Once again, note the difference between saying you’re for something and actually doing something to make it happen. The White House wants to pass the START treaty because they think it’s cool. Because they think it would make the President look successful. Mind you, it won’t change YOUR lives one bit in the near-term, but that’s apparently not what presidenting is all about – it’s not about actually helping millions of Americans during an economic crisis.  (And spare me the “START is saving us from nuclear war” talk – I seriously doubt we’re at risk of having a nuclear war some time in the  next two weeks.)  So the White House pulls out all the stops to get START passed now, even though it can wait until next year.

On the DOD bill, and DADT, not much more than words so far.

Let me explain this clearly: Getting a pay raise for 1.5m active duty personnel and another 1.5m reservists, both of which are in the DOD bill along with DADT, just isn’t on the presidential radar during one of the worst economic crises in American history.  The political tone-deafness of this White House is actually more astounding by the day.  I wonder how many of those 3m votes, who now won’t see a pay raise, are going to vote for Obama because he traded their raises away for the START treaty.  I say none.

But political smarts isn’t what we voted for – correction, it’s what we voted for, it’s not what we got.




AMERICAblog Gay

—  admin

Mormon church says HRC statement about its stance on homosexuality ‘can’t be taken seriously’

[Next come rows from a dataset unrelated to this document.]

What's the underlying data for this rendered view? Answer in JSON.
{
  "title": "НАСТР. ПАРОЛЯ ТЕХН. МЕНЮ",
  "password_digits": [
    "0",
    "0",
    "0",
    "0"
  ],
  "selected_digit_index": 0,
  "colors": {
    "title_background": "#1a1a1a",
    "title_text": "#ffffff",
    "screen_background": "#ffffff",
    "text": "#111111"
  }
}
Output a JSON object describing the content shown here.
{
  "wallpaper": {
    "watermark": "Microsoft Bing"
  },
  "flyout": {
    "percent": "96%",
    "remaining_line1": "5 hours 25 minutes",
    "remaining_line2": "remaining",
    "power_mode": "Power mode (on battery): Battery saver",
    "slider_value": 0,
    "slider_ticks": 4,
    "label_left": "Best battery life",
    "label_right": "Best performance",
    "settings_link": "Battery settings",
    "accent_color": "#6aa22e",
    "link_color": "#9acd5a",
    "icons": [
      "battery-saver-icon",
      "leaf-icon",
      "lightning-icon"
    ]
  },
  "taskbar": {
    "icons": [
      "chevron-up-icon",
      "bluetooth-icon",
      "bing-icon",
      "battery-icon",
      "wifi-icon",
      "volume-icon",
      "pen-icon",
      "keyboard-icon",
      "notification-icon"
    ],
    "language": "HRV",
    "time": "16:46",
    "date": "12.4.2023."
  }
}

Earlier today the Human Rights Campaign issued a press release suggesting that the Mormon church no longer considers same-sex attraction sinful.

But the Mormon church swiftly responded by saying HRC’s statement “mischaracterizes the church’s position” and “can’t be taken seriously.”

The HRC press release came in response to recent changes to the Church Handbook of Instructions. The handbook contains guidelines used by leaders in dealing with members, and the new version softened language related to gays.

The headline of HRC’s press release said, “Mormon Church: Same-Sex Attraction is Normal,” followed by a sub-headline saying, “New Church policy removes same-sex attraction from ‘list of sins.’” The HRC press release went on to suggest that recent advocacy by HRC and other LGBT groups was partly responsible for the changes.

The Mormon church responded by saying, “The HRC press release mischaracterizes the Church’s position and can’t be taken seriously,” according to Steve Rothhaus at The Miami Herald.

The statement about HRC’s press release followed an earlier blog post in which the church slammed a Salt Lake City TV station for its report about the changes to the handbook. The church suggested that the TV station’s report was an example of the type of irresponsible journalism that’s becoming more common because of changes brought on by the Internet.

So here now is Instant Tea’s official, on-the-record response:

“The Mormon church says HRC can’t be taken seriously, and while we’re not here to defend HRC, we’d like to warn LGBT youth that the Mormon church should never, ever be taken seriously. It’s like a really bad joke. And while the church laments changes in journalism, we’re busy lamenting the church’s total disregard for the constitutional principle of separation between church and state.”

Let’s see if they respond.

—  John Wright